Nevertheless, it's a monumental capstone for the first phase of his career: Shelly Johnson's photography is a close replication of Dean Cundey's; Robert Dalva, Johnston's reliable collaborator in the editing room, presents the best-cut film in the series, with playful transitions one scene, and a hard-nosed thriller tempo the next, without ever betraying the tone.

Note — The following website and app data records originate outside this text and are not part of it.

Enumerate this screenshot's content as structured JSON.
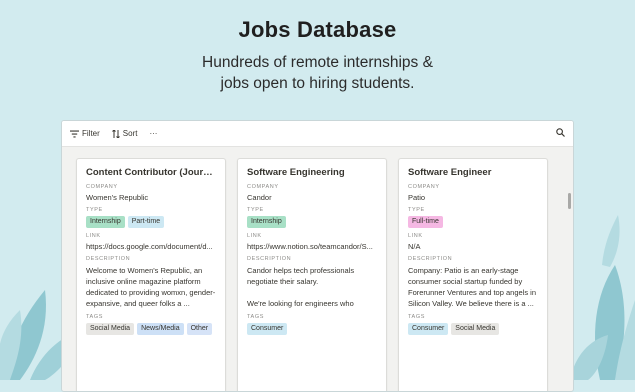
{
  "hero": {
    "title": "Jobs Database",
    "subtitle_line1": "Hundreds of remote internships &",
    "subtitle_line2": "jobs open to hiring students."
  },
  "toolbar": {
    "filter_label": "Filter",
    "sort_label": "Sort",
    "more_label": "···"
  },
  "labels": {
    "company": "COMPANY",
    "type": "TYPE",
    "link": "LINK",
    "description": "DESCRIPTION",
    "tags": "TAGS"
  },
  "colors": {
    "background": "#d2ebef",
    "tag_green": "#a8e0c6",
    "tag_blue": "#cde4f6",
    "tag_pink": "#f5b8e3",
    "tag_gray": "#e7e6e3"
  },
  "cards": [
    {
      "title": "Content Contributor (Journalism)",
      "company": "Women's Republic",
      "types": [
        {
          "label": "Internship",
          "color": "#a8e0c6"
        },
        {
          "label": "Part-time",
          "color": "#cde8f3"
        }
      ],
      "link": "https://docs.google.com/document/d...",
      "description": "Welcome to Women's Republic, an inclusive online magazine platform dedicated to providing womxn, gender-expansive, and queer folks a ...",
      "tags": [
        {
          "label": "Social Media",
          "color": "#e7e6e3"
        },
        {
          "label": "News/Media",
          "color": "#cde0f6"
        },
        {
          "label": "Other",
          "color": "#d6e3f7"
        }
      ]
    },
    {
      "title": "Software Engineering",
      "company": "Candor",
      "types": [
        {
          "label": "Internship",
          "color": "#a8e0c6"
        }
      ],
      "link": "https://www.notion.so/teamcandor/S...",
      "description": "Candor helps tech professionals negotiate their salary.\n\nWe're looking for engineers who want...",
      "tags": [
        {
          "label": "Consumer",
          "color": "#cde8f3"
        }
      ]
    },
    {
      "title": "Software Engineer",
      "company": "Patio",
      "types": [
        {
          "label": "Full-time",
          "color": "#f5b8e3"
        }
      ],
      "link": "N/A",
      "description": "Company: Patio is an early-stage consumer social startup funded by Forerunner Ventures and top angels in Silicon Valley.  We believe there is a ...",
      "tags": [
        {
          "label": "Consumer",
          "color": "#cde8f3"
        },
        {
          "label": "Social Media",
          "color": "#e7e6e3"
        }
      ]
    }
  ]
}
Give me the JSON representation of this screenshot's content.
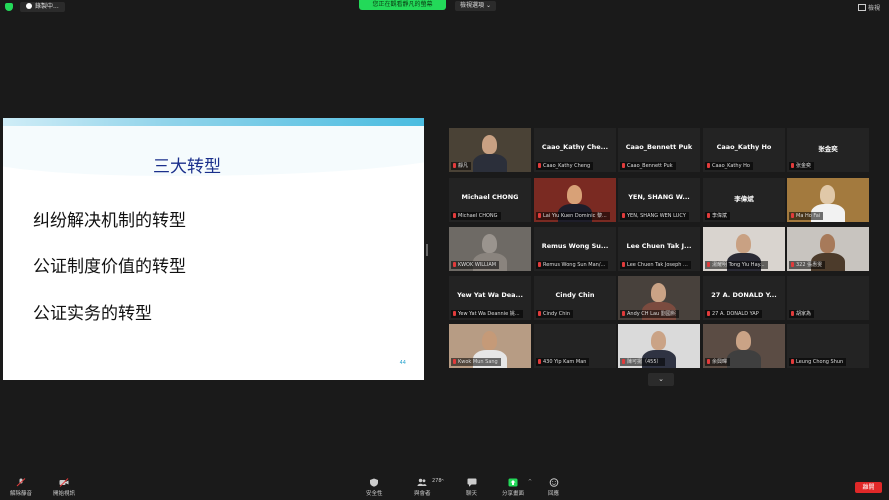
{
  "topbar": {
    "recording_label": "錄製中...",
    "viewing_label": "您正在觀看靜凡的螢幕",
    "view_options_label": "檢視選項",
    "view_label": "檢視"
  },
  "slide": {
    "title": "三大转型",
    "lines": [
      "纠纷解决机制的转型",
      "公证制度价值的转型",
      "公证实务的转型"
    ],
    "page_number": "44"
  },
  "gallery": {
    "tiles": [
      {
        "big": "",
        "label": "靜凡",
        "video": true
      },
      {
        "big": "Caao_Kathy  Che...",
        "label": "Caao_Kathy Cheng",
        "video": false
      },
      {
        "big": "Caao_Bennett Puk",
        "label": "Caao_Bennett Puk",
        "video": false
      },
      {
        "big": "Caao_Kathy Ho",
        "label": "Caao_Kathy Ho",
        "video": false
      },
      {
        "big": "张金奕",
        "label": "张金奕",
        "video": false
      },
      {
        "big": "Michael CHONG",
        "label": "Michael CHONG",
        "video": false
      },
      {
        "big": "",
        "label": "Lai Yiu Kuen Dominic 黎...",
        "video": true
      },
      {
        "big": "YEN, SHANG W...",
        "label": "YEN, SHANG WEN LUCY",
        "video": false
      },
      {
        "big": "李偉斌",
        "label": "李偉斌",
        "video": false
      },
      {
        "big": "",
        "label": "Ma Ho Fai",
        "video": true
      },
      {
        "big": "",
        "label": "KWOK WILLIAM",
        "video": true
      },
      {
        "big": "Remus Wong Su...",
        "label": "Remus Wong Sun Man/...",
        "video": false
      },
      {
        "big": "Lee Chuen Tak J...",
        "label": "Lee Chuen Tak Joseph ...",
        "video": false
      },
      {
        "big": "",
        "label": "湯耀明 Tong Yiu Hay...",
        "video": true
      },
      {
        "big": "",
        "label": "322 張惠雯",
        "video": true
      },
      {
        "big": "Yew Yat Wa Dea...",
        "label": "Yew Yat Wa Deannie 姚...",
        "video": false
      },
      {
        "big": "Cindy Chin",
        "label": "Cindy Chin",
        "video": false
      },
      {
        "big": "",
        "label": "Andy CH Lau 劉國熙",
        "video": true
      },
      {
        "big": "27 A. DONALD Y...",
        "label": "27 A. DONALD YAP",
        "video": false
      },
      {
        "big": "",
        "label": "胡家為",
        "video": false
      },
      {
        "big": "",
        "label": "Kwok Mun Sang",
        "video": true
      },
      {
        "big": "",
        "label": "430 Yip Kam Man",
        "video": false
      },
      {
        "big": "",
        "label": "陳可揚（455）",
        "video": true
      },
      {
        "big": "",
        "label": "余興暉",
        "video": true
      },
      {
        "big": "",
        "label": "Leung Chong Shun",
        "video": false
      }
    ]
  },
  "toolbar": {
    "unmute_label": "解除靜音",
    "start_video_label": "開始視訊",
    "security_label": "安全性",
    "participants_label": "與會者",
    "participants_count": "278",
    "chat_label": "聊天",
    "share_label": "分享畫面",
    "reactions_label": "回應",
    "end_label": "離開"
  },
  "colors": {
    "accent_green": "#23d959",
    "end_red": "#e02828",
    "active_speaker": "#c7d64a"
  }
}
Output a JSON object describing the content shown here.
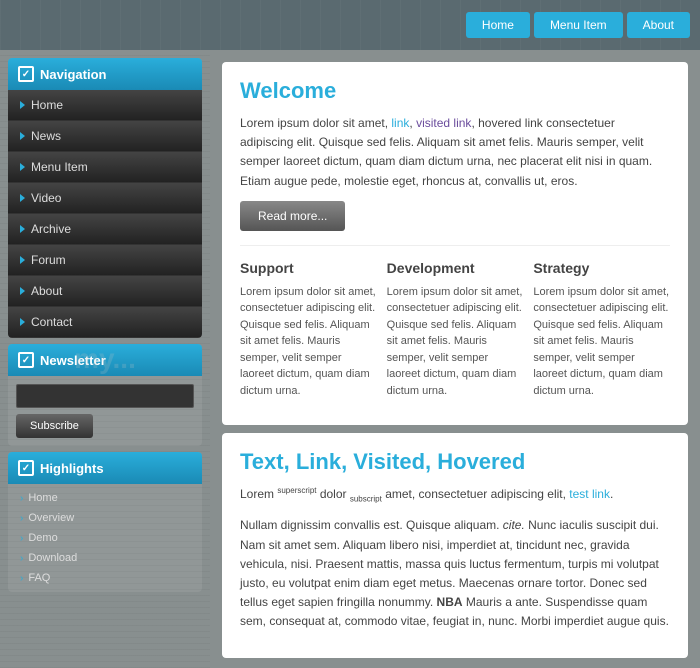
{
  "topnav": {
    "buttons": [
      "Home",
      "Menu Item",
      "About"
    ]
  },
  "sidebar": {
    "navigation": {
      "label": "Navigation",
      "items": [
        "Home",
        "News",
        "Menu Item",
        "Video",
        "Archive",
        "Forum",
        "About",
        "Contact"
      ]
    },
    "newsletter": {
      "label": "Newsletter",
      "input_placeholder": "",
      "subscribe_label": "Subscribe"
    },
    "highlights": {
      "label": "Highlights",
      "items": [
        "Home",
        "Overview",
        "Demo",
        "Download",
        "FAQ"
      ]
    }
  },
  "main": {
    "welcome": {
      "title": "Welcome",
      "body": "Lorem ipsum dolor sit amet, link, visited link, hovered link consectetuer adipiscing elit. Quisque sed felis. Aliquam sit amet felis. Mauris semper, velit semper laoreet dictum, quam diam dictum urna, nec placerat elit nisi in quam. Etiam augue pede, molestie eget, rhoncus at, convallis ut, eros.",
      "read_more": "Read more...",
      "columns": [
        {
          "title": "Support",
          "body": "Lorem ipsum dolor sit amet, consectetuer adipiscing elit. Quisque sed felis. Aliquam sit amet felis. Mauris semper, velit semper laoreet dictum, quam diam dictum urna."
        },
        {
          "title": "Development",
          "body": "Lorem ipsum dolor sit amet, consectetuer adipiscing elit. Quisque sed felis. Aliquam sit amet felis. Mauris semper, velit semper laoreet dictum, quam diam dictum urna."
        },
        {
          "title": "Strategy",
          "body": "Lorem ipsum dolor sit amet, consectetuer adipiscing elit. Quisque sed felis. Aliquam sit amet felis. Mauris semper, velit semper laoreet dictum, quam diam dictum urna."
        }
      ]
    },
    "textlink": {
      "title_prefix": "Text, ",
      "title_link": "Link",
      "title_suffix": ", Visited, Hovered",
      "para1_before_sup": "Lorem ",
      "para1_sup": "superscript",
      "para1_mid": " dolor ",
      "para1_sub": "subscript",
      "para1_after": " amet, consectetuer adipiscing elit, ",
      "para1_link": "test link",
      "para1_end": ".",
      "para2": "Nullam dignissim convallis est. Quisque aliquam. cite. Nunc iaculis suscipit dui. Nam sit amet sem. Aliquam libero nisi, imperdiet at, tincidunt nec, gravida vehicula, nisi. Praesent mattis, massa quis luctus fermentum, turpis mi volutpat justo, eu volutpat enim diam eget metus. Maecenas ornare tortor. Donec sed tellus eget sapien fringilla nonummy. NBA Mauris a ante. Suspendisse quam sem, consequat at, commodo vitae, feugiat in, nunc. Morbi imperdiet augue quis."
    }
  }
}
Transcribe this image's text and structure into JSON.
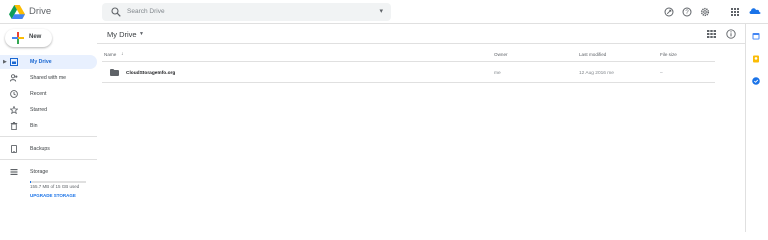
{
  "app": {
    "title": "Drive"
  },
  "search": {
    "placeholder": "Search Drive"
  },
  "new_button": {
    "label": "New"
  },
  "sidebar": {
    "items": [
      {
        "label": "My Drive",
        "icon": "my-drive-icon",
        "active": true
      },
      {
        "label": "Shared with me",
        "icon": "shared-icon"
      },
      {
        "label": "Recent",
        "icon": "clock-icon"
      },
      {
        "label": "Starred",
        "icon": "star-icon"
      },
      {
        "label": "Bin",
        "icon": "trash-icon"
      }
    ],
    "backups": {
      "label": "Backups",
      "icon": "phone-icon"
    },
    "storage": {
      "label": "Storage",
      "used_text": "155.7 MB of 15 GB used",
      "used_fraction": 0.01,
      "upgrade_label": "UPGRADE STORAGE"
    }
  },
  "main": {
    "breadcrumb": "My Drive",
    "columns": [
      "Name",
      "Owner",
      "Last modified",
      "File size"
    ],
    "rows": [
      {
        "name": "CloudStorageInfo.org",
        "owner": "me",
        "modified": "12 Aug 2016 me",
        "size": "–"
      }
    ]
  },
  "colors": {
    "accent": "#1a73e8",
    "active_bg": "#e8f0fe",
    "drive_green": "#0f9d58",
    "drive_yellow": "#f4b400",
    "drive_blue": "#4285f4"
  }
}
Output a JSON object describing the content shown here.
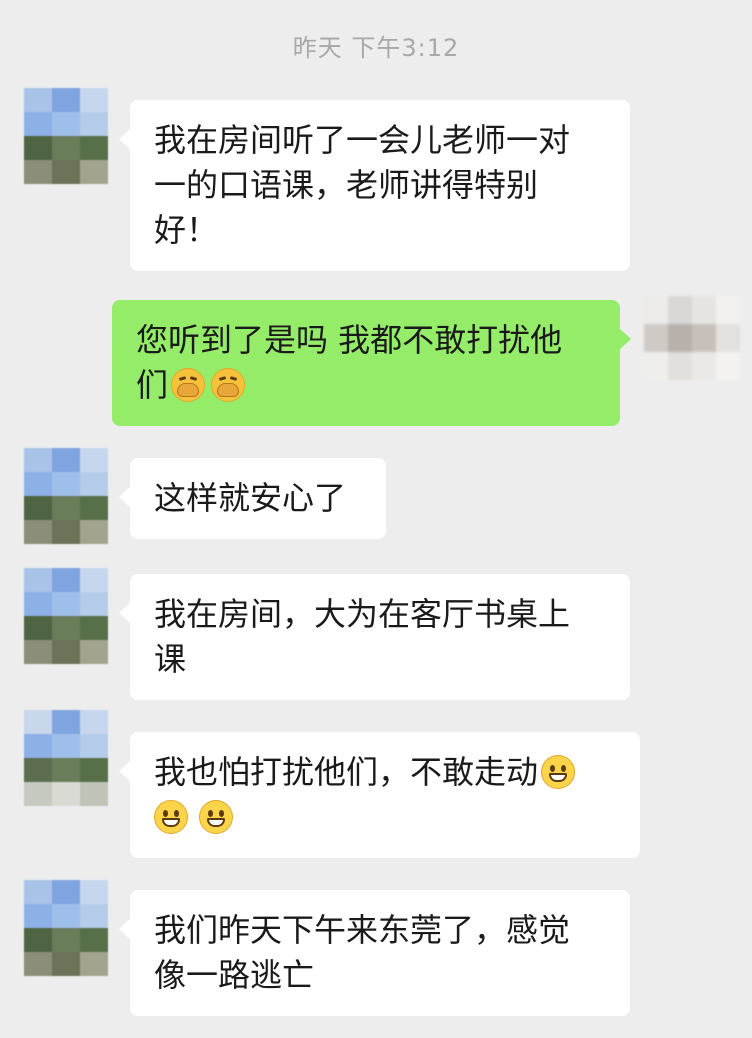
{
  "timestamp": "昨天 下午3:12",
  "colors": {
    "background": "#ededed",
    "incoming_bubble": "#ffffff",
    "outgoing_bubble": "#95ec69",
    "timestamp_text": "#a8a8a8",
    "message_text": "#1a1a1a"
  },
  "messages": [
    {
      "direction": "incoming",
      "lines": [
        "我在房间听了一会儿老师一对",
        "一的口语课，老师讲得特别",
        "好！"
      ]
    },
    {
      "direction": "outgoing",
      "lines": [
        "您听到了是吗 我都不敢打扰他",
        "们"
      ],
      "emojis": [
        "face-with-hand-over-mouth-emoji",
        "face-with-hand-over-mouth-emoji"
      ]
    },
    {
      "direction": "incoming",
      "lines": [
        "这样就安心了"
      ]
    },
    {
      "direction": "incoming",
      "lines": [
        "我在房间，大为在客厅书桌上",
        "课"
      ]
    },
    {
      "direction": "incoming",
      "lines": [
        "我也怕打扰他们，不敢走动"
      ],
      "emojis": [
        "grinning-face-emoji",
        "grinning-face-emoji",
        "grinning-face-emoji"
      ]
    },
    {
      "direction": "incoming",
      "lines": [
        "我们昨天下午来东莞了，感觉",
        "像一路逃亡"
      ]
    }
  ]
}
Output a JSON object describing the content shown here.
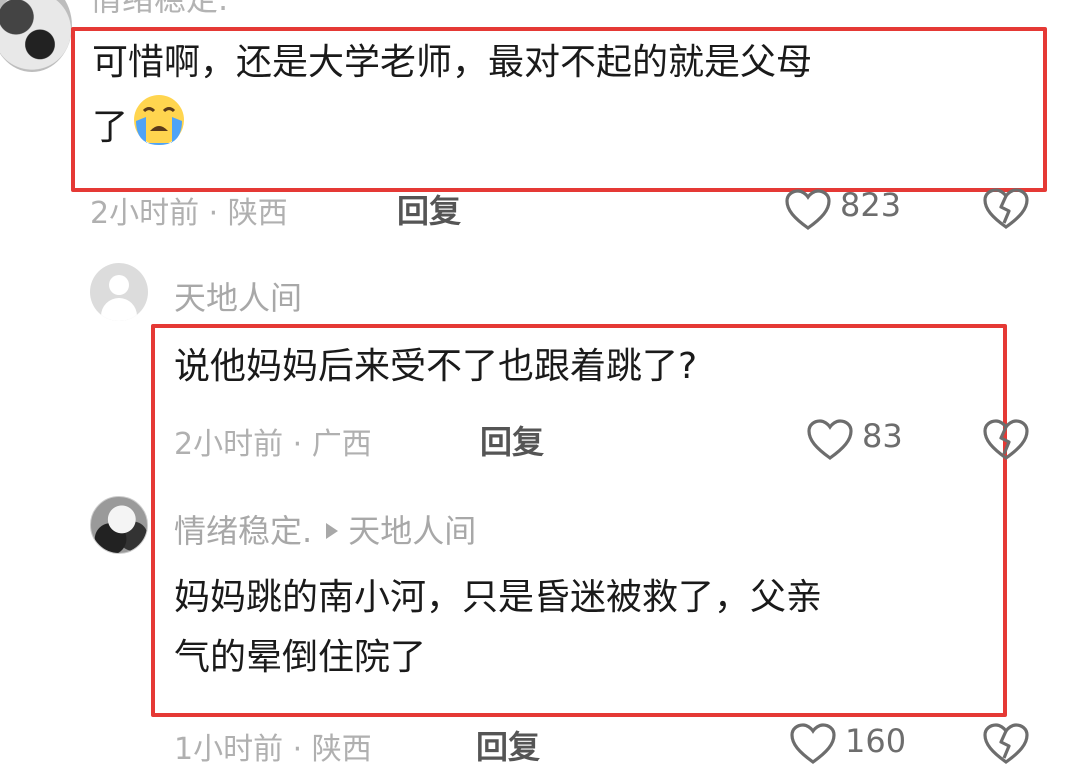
{
  "comments": [
    {
      "username": "情绪稳定.",
      "text_line1": "可惜啊，还是大学老师，最对不起的就是父母",
      "text_line2": "了",
      "emoji": "crying-emoji",
      "meta": "2小时前 · 陕西",
      "reply": "回复",
      "likes": "823"
    },
    {
      "username": "天地人间",
      "text_line1": "说他妈妈后来受不了也跟着跳了?",
      "meta": "2小时前 · 广西",
      "reply": "回复",
      "likes": "83"
    },
    {
      "username": "情绪稳定.",
      "reply_to": "天地人间",
      "text_line1": "妈妈跳的南小河，只是昏迷被救了，父亲",
      "text_line2": "气的晕倒住院了",
      "meta": "1小时前 · 陕西",
      "reply": "回复",
      "likes": "160"
    }
  ],
  "colors": {
    "highlight_box": "#e53935",
    "meta_text": "#b0b0b0",
    "emoji_face": "#ffd54f",
    "emoji_tears": "#4fa3f7"
  }
}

There's that word again. When trying to explain why JP3 is better than Lost World to the put-upon soul who's been watching these films with me, I knew that there was little use in saying that JP3 was not, also, a demonstrably goofy motion picture. But the difference, I think, is clear. Lost World knew it was frivolous, and, hating itself for its own inanity, invited us to laugh at it. (At best: sometimes I think Lost World is the one laughing—at us.) JP3 knows it's frivolous, but pretends it isn't, and asks us to pretend too—so we might laugh with it. It helps immeasurably that JP3 is still an order of magnitude less stupid than Lost World, which is so dumb it's actually a little distressing. In fact, I'd contend that JP3 might be smarter than the first Jurassic Park; at least by omission, since it didn't need to gin up an easily-avoided disaster.
That brings us back to the insane comparison I made 1900 words ago. Johnston's film is a Johnston film, embracing the Jurassic series' Harryhausen roots. Simplicity is its virtue. When JP3 abandons the best of Jurassic Park, it also abandons the worst. All the tedious anti-technology harangues, the ignorant pedantry, and the film-engulfing plot holes—present in the first movie, comprising nearly the entirety of the second—are now gone. If JP3 practically could've been an original property, set in some other lost world, this is to its credit, not its detriment. It offers dinosaur draculas and tarzan boys, and hopes you'll like it for what it is. I can't say with a completely straight face it's the best of the original trilogy, no matter how much the contrarian schmuck in me wants to—but I've watched it twice in less than a week now, and damned if it isn't close.
Other reviews in this series:
The Lost World: Jurassic Park